Some companies are building massive data lakes and throwing all possible data into it, hoping it will help produce some valuable insights in the future. The problem with that approach can be poor data quality, which can be difficult and costly to rectify later. On the other end of the spectrum are companies that are so focused on data quality, they’re impeding their own progress.

“If you have access to data today, storing it in a data lake is cheap enough that you’d be foolish not to do it,” said Johnson. “Obviously there may be some data you don’t need to keep, but for the most part, it’s so cost-efficient to store it, you store it and label it so when people do analytics it’s fine.”

On the other hand, just because the data is available doesn’t necessarily mean the organization will use it. For example, one of Ernst & Young’s healthcare clients built a model describing how long it retained customers. With Ernst & Young’s help, the company came up with 150 variables, but it identified some external data that it had excluded because the company didn’t consider the data relevant to the problem. Since the data-mining techniques could process 282 variables as fast as 150 variables, Ernst & Young convinced the client to use both internal and external datasets. Of the 282 variables, 20 were highly correlated with customer retention, and of those 20, 12 came from the external dataset.

“The only reason they didn’t know the data was relevant was because they weren’t using the appropriate analytical techniques,” said Johnson. “Now they have 12 variables that are external to their own system they can apply to [customer acquisition] rather than just looking at existing customers.”

Progress DCI has seen some of its customers take some of their old legacy systems or on-premise enterprise systems and build a data lake that contains a whole history of information, including lower-value data coming in from the core systems.

“You can build your data lake quickly and let data scientists and data modelers define some kind of analytics, or they can do some data science-type programming and build some statistical models,” said Sumit Sarkar, chief data evangelist at Progress DCI. “You can put all the data you think has business value in a data lake and let your data science team decide what to do with it.”

Don’t overlook data quality and data governance, though. Otherwise the data lake may become a data swamp that gets increasingly difficult to manage over time.

“If an organization is bringing in all their data, then they’re going to have the information available to ask lots of questions,” said KPMG’s Gusher. “The problem is if you haven’t taken the right data management approaches—metadata tagging, lineage, policies, data dictionaries, etc.—then what you have is a data swamp and it won’t provide value, so putting data under governance is imperative. If you don’t do that, you might as well not bring the data together.”

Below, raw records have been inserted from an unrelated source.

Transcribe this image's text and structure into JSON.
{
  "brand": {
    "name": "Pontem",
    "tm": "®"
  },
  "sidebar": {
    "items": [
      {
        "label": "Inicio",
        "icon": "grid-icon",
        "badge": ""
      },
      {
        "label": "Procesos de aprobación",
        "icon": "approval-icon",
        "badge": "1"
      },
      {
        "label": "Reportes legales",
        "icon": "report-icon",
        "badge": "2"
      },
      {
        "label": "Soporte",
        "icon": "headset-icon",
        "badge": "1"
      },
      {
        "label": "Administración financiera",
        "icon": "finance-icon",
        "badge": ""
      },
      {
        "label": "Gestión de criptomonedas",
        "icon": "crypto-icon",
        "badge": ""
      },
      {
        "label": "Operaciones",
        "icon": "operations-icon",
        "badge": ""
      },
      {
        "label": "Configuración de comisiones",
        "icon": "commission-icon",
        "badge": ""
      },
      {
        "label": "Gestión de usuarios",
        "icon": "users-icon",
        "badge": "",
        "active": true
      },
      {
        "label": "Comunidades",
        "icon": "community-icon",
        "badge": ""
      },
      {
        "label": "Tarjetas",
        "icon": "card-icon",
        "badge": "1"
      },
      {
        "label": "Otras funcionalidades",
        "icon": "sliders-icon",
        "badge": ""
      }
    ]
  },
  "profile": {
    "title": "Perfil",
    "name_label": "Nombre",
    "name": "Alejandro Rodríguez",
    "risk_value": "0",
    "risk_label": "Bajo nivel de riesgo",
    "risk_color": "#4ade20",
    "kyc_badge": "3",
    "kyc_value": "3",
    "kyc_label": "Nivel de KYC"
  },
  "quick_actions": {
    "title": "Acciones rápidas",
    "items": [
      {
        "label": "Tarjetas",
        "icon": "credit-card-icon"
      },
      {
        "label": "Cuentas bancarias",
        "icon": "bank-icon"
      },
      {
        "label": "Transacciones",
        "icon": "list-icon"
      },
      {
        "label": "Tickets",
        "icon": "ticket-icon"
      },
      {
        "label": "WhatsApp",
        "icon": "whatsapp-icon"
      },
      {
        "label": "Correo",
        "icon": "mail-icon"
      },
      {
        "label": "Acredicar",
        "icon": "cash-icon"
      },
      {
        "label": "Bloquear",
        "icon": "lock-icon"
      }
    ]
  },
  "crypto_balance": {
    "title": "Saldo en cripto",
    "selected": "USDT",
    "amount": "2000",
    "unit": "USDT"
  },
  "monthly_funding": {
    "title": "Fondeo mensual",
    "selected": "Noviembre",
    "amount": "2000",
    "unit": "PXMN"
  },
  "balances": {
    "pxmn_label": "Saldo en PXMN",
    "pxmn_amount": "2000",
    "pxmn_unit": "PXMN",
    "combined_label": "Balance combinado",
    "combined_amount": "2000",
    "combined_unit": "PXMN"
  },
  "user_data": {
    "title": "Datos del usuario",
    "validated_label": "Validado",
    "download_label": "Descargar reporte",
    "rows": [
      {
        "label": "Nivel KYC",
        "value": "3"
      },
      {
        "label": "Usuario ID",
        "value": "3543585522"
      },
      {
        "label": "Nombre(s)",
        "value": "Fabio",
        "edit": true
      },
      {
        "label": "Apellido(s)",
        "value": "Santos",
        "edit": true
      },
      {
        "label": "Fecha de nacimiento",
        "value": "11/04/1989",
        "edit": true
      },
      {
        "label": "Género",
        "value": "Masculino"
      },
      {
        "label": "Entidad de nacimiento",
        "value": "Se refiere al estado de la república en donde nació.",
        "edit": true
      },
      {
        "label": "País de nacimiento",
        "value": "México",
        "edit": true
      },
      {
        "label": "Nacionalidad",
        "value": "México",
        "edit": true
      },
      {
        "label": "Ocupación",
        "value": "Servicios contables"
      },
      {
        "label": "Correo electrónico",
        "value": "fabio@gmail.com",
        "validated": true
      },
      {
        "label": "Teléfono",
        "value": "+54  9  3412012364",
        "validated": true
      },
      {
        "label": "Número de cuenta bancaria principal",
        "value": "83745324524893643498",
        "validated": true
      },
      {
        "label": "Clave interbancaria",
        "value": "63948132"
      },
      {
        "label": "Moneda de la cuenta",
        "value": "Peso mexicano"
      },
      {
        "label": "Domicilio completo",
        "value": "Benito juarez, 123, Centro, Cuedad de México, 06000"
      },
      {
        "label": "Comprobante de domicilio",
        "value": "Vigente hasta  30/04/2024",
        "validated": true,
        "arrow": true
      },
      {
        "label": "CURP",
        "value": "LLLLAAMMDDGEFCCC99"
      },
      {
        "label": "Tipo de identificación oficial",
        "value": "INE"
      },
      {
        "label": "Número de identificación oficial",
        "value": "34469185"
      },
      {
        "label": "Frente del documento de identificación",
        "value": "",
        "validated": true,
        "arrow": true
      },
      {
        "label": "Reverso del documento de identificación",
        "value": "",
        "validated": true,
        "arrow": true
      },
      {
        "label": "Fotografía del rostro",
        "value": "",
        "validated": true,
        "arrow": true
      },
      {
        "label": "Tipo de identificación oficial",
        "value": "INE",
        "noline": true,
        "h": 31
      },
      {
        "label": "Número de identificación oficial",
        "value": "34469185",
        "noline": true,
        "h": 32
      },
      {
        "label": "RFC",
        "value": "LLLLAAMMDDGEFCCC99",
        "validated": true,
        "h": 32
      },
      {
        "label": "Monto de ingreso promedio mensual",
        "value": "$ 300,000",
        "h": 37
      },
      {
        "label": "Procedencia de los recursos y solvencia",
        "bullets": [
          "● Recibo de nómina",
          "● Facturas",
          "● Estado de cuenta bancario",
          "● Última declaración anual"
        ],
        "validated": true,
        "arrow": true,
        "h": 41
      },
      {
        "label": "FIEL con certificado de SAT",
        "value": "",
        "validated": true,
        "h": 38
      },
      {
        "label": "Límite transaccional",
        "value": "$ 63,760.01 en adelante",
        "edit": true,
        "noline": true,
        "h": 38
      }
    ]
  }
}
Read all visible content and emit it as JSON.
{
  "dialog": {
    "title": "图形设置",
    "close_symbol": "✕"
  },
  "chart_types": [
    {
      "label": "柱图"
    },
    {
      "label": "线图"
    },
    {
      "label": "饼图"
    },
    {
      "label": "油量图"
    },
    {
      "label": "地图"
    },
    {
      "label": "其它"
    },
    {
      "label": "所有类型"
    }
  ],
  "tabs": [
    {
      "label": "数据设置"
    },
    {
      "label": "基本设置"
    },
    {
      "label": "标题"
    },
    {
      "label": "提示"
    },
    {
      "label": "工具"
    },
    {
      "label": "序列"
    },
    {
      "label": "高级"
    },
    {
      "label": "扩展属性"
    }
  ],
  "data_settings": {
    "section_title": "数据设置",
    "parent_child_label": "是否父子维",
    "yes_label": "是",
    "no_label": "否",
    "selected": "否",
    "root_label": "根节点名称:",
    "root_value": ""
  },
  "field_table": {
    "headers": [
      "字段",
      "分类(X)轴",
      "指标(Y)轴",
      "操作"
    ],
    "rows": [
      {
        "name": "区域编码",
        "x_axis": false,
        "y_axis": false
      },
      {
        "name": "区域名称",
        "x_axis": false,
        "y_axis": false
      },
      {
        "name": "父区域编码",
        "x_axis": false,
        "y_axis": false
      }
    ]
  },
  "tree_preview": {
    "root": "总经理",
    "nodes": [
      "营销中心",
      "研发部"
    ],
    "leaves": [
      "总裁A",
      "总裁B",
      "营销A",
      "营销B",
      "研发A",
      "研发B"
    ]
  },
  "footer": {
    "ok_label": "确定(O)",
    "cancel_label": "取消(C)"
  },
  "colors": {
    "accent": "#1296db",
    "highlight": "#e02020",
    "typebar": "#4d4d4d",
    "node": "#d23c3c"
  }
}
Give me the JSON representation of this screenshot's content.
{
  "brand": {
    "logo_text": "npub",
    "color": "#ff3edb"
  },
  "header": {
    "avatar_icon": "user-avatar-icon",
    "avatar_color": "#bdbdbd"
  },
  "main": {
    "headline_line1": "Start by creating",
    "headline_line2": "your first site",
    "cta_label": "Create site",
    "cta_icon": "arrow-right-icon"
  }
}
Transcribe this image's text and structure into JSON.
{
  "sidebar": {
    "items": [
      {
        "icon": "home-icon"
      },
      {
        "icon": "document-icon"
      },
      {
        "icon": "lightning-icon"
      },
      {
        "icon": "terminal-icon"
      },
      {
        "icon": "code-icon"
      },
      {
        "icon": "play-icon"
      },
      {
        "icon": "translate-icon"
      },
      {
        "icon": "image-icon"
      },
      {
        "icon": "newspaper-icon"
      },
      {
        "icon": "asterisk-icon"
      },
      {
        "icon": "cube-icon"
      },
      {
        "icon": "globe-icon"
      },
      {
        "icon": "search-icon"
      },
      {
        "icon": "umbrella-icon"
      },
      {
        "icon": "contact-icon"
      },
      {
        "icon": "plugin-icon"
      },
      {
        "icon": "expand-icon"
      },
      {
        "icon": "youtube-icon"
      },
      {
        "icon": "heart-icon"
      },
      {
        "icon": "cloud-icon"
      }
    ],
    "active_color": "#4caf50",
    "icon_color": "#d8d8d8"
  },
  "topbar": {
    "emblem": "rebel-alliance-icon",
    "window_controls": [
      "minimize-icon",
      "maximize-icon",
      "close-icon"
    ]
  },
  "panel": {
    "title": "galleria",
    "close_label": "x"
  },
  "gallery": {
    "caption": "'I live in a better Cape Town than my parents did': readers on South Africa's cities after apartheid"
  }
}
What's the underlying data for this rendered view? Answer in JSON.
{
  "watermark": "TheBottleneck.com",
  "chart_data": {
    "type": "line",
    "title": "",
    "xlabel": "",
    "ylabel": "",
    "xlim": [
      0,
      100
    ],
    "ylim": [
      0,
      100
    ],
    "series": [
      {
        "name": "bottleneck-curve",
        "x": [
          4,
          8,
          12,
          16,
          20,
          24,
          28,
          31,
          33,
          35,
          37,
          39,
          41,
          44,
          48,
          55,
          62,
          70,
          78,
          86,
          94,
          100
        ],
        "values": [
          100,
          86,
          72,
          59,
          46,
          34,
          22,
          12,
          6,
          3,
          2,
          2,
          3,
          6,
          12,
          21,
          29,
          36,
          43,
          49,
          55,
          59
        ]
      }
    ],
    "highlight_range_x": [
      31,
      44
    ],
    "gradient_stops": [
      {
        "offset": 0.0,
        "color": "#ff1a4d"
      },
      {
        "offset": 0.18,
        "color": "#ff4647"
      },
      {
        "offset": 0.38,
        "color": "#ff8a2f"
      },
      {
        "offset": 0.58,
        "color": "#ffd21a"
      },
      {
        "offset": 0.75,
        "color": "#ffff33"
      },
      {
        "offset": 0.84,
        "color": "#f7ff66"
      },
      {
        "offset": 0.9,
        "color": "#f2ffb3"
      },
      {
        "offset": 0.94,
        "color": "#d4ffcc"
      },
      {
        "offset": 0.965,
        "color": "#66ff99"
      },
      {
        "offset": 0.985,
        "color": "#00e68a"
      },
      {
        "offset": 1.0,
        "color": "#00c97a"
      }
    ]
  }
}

Verifying you’re on the right track
Companies realize they need to actively invest in reporting and analytics capabilities, but it isn’t always clear whether the data strategy, reporting, analytics, or even business processes are what they need to be. Technology, business environments and end-user expectations are changing rapidly. To keep pace, organizations need to be more agile than they’ve been historically, and they need the fortitude to improve what’s working and deemphasize that which is not providing business value.